--- Work item ---
From the entries below, copy every line that has the word "active".

Records drawn from a dataset
========================
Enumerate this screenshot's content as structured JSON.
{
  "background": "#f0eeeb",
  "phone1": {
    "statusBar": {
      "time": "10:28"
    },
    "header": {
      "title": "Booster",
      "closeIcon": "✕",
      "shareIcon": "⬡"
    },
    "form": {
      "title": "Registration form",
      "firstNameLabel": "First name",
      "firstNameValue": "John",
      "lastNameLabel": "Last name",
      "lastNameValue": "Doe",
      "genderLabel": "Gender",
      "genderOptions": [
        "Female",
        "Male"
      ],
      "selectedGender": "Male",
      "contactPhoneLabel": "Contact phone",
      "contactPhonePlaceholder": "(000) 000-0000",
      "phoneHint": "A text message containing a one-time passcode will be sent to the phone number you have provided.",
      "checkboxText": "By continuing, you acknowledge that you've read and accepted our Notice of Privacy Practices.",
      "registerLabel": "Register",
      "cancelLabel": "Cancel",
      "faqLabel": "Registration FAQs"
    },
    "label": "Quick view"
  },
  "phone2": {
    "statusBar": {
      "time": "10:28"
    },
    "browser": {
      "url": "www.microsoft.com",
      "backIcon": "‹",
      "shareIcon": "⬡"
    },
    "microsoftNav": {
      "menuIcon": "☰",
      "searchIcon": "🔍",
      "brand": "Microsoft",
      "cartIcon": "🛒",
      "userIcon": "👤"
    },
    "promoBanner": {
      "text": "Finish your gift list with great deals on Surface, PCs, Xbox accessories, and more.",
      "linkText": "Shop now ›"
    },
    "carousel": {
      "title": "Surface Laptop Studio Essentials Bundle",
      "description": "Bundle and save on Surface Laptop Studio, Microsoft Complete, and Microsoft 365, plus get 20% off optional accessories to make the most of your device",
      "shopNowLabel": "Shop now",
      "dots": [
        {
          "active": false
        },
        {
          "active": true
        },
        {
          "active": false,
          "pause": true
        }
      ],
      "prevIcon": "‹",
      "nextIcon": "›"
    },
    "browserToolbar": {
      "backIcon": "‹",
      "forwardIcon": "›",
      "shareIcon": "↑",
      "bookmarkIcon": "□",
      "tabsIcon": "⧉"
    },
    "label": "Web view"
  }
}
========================
--- Response to this task ---
          "active": false
          "active": true
          "active": false,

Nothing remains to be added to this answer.